Heron, Stephens boyhood adversary has bird-like features and a birds name, literally picks on Stephen for standing up for his beliefs.
Unfortunately for Stephen, however, this dinner with his family would also symbolize the loss of his innocence. During the dinner, his family engages in a fierce debate. At this point, Stephen loses his view of what adult life entails. The evident flaws of his adult family members make Stephen realize for the first time that the passage into adulthood means the death of parts of himself, specifically his innocence.
After this incident, Stephen will never look at life and the world around him the same. He receives no direction from his father, who he is ashamed of and does not wish to be seen with.
This became too much for Stephen to handle at such a young age and he needed an escape. Stephen begins to be confused with his view of sex. When he thinks about a girl who is watching his play, Stephen feels confused about his desires.
Seeing the word Foetus on a desktop compounds his confusion.

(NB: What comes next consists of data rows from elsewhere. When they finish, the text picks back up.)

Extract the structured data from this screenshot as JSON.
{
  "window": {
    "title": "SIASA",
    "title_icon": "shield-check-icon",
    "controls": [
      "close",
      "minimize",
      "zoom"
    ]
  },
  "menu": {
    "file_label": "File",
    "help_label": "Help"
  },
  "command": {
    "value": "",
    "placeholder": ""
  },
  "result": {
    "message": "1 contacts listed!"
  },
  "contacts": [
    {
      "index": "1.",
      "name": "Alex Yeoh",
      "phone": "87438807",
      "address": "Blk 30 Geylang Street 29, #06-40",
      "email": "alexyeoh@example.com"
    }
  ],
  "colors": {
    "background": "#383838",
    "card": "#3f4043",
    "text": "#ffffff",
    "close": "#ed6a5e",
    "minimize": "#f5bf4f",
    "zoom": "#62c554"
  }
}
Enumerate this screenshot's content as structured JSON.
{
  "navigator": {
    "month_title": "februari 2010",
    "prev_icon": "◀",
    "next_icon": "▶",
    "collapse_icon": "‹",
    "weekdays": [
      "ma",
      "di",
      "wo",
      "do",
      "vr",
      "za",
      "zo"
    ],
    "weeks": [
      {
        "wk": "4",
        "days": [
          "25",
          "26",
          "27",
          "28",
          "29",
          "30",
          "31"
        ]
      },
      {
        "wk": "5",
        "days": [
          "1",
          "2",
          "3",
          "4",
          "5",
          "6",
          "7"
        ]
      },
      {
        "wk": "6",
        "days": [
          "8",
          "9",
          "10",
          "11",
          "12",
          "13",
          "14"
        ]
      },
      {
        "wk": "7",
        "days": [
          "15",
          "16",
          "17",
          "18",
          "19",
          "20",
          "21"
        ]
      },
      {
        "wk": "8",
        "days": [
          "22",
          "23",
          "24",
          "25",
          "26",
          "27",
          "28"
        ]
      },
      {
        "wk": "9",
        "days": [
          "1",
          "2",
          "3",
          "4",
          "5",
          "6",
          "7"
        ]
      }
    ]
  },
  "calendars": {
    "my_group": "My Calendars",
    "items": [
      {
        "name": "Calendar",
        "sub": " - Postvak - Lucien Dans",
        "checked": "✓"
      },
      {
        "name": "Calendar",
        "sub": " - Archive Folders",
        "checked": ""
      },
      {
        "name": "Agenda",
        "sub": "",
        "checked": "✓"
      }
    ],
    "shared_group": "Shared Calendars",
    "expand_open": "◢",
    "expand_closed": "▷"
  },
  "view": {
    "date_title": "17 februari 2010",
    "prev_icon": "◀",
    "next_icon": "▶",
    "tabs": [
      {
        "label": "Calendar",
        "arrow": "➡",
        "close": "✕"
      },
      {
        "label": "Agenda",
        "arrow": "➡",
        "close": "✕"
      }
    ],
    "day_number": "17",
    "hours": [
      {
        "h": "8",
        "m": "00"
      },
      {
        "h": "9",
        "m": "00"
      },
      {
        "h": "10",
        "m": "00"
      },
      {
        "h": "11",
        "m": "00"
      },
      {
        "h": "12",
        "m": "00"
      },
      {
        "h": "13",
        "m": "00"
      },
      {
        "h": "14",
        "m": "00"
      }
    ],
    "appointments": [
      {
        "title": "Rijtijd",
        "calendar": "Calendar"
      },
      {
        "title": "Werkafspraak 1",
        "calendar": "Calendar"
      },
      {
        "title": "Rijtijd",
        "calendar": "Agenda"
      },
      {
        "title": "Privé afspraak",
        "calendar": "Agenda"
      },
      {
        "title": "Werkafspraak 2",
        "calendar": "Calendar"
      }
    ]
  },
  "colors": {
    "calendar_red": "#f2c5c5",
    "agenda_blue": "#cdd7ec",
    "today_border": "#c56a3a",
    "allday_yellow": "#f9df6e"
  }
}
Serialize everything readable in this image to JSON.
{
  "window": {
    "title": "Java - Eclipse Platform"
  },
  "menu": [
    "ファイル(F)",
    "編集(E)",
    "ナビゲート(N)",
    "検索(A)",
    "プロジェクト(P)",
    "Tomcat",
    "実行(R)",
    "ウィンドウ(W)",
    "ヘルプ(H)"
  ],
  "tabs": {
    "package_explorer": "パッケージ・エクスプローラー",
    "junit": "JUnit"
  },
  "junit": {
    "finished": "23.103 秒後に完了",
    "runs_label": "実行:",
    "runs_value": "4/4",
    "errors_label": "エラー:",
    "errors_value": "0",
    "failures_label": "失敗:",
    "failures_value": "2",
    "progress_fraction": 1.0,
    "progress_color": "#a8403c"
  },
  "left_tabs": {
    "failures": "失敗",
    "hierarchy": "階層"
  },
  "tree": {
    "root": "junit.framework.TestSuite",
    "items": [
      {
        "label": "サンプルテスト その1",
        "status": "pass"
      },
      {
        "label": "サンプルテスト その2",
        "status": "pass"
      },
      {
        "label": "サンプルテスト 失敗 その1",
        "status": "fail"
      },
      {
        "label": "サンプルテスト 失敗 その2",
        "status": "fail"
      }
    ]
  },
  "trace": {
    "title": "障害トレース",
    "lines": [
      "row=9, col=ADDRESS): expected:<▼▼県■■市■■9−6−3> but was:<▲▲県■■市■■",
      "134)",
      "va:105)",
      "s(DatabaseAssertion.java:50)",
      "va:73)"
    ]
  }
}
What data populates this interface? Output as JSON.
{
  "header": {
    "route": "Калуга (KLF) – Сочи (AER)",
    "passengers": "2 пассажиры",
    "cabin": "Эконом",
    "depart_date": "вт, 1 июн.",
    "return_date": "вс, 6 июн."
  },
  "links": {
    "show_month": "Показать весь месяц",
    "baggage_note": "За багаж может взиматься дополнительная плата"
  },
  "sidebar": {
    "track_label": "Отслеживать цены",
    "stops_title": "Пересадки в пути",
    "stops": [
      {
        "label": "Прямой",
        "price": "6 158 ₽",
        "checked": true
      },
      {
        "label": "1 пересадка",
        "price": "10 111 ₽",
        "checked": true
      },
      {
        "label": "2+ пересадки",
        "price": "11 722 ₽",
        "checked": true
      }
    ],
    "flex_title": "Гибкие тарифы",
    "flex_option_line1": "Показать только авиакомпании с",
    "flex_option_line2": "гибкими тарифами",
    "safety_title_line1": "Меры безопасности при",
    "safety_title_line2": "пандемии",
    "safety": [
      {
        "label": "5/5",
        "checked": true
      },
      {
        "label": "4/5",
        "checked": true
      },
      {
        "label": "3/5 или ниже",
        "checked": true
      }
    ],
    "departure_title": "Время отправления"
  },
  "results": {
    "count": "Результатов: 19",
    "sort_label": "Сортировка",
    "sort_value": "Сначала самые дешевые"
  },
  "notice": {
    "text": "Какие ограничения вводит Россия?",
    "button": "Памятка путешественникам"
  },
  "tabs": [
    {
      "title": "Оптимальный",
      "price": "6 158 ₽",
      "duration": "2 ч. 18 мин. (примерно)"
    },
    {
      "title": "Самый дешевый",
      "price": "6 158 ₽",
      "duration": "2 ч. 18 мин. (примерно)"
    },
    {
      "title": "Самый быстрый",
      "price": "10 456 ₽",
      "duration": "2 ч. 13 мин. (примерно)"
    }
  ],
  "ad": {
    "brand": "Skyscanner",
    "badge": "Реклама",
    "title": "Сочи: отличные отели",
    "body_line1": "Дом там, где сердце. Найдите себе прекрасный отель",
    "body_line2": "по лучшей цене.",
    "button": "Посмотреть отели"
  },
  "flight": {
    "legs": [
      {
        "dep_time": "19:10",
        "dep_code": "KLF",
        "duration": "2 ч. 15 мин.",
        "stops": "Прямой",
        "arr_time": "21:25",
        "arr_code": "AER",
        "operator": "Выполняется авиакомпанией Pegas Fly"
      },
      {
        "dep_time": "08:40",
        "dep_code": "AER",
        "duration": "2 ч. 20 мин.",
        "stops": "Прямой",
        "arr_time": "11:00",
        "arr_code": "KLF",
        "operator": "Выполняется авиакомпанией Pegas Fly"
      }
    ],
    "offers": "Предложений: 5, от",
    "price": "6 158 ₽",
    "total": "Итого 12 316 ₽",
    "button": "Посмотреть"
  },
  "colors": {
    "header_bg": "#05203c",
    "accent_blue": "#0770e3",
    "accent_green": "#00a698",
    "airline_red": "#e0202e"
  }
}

Once again, his family, this time his father, symbolizes the lack of support that Stephen needs to face the challenges of his adolescence. Although he longs to escape the filth and poverty of Dublin and pursue truth, beauty, and love, his quest takes a detour in a short-lived moment of physical gratification in the welcoming and seductive arms of a Dublin prostitute.
He uses the prostitute as a substitute for the comfort he cannot find in his family. During the retreat, the final sermon asks questions that make Stephen analyze his life. At this point Stephen exists in an imaginative Hell of his conjuring. Daedulus also experienced something similar. He disobeyed orders from King Minos and therefore was placed into a maze that he designed. Just as Daedulus was imprisoned by a Minotaur, Stephen feels imprisoned by this hell that exists within his soul.
In Chapter 4, the theme of betrayal by father figures once again surfaces.
Portrait of the Artist as a Young Man literature essays are academic essays for citation. These papers were written primarily by students and provide critical analysis of Portrait of the Artist .
Unlike most editing & proofreading services, we edit for everything: grammar, spelling, punctuation, idea flow, sentence structure, & more. Get started now!
May 24, · Because I had an assignment to write about “Ulysses,” I read Joyce’s other books too, among them his first novel, “A Portrait of the Artist as a Young Man.” And how different it was! Where “Ulysses” scatters, “Portrait” holds together. A Portrait of the Artist as a Young Man by James Joyce explores the place of the individual with respect to his culture and his environment. However, when Edmund Fuller, so carelessly said that the premise of the novel is that man must worship his creativity in place of God or risk denying himself.
Is A Portrait of the Artist as a Young Man a stream of consciousness novel? Yes. It is. As also are many of James Joyce's works. It is a stream of consciousness novel because . Essay on the Artist as Hero in A Portrait of the Artist As a Young Man Words | 6 Pages. The Artist as Hero in A Portrait of the Artist As a Young Man A Portrait of the Artist As a Young Man by James Joyce is a partly autobiographical account of the author's life .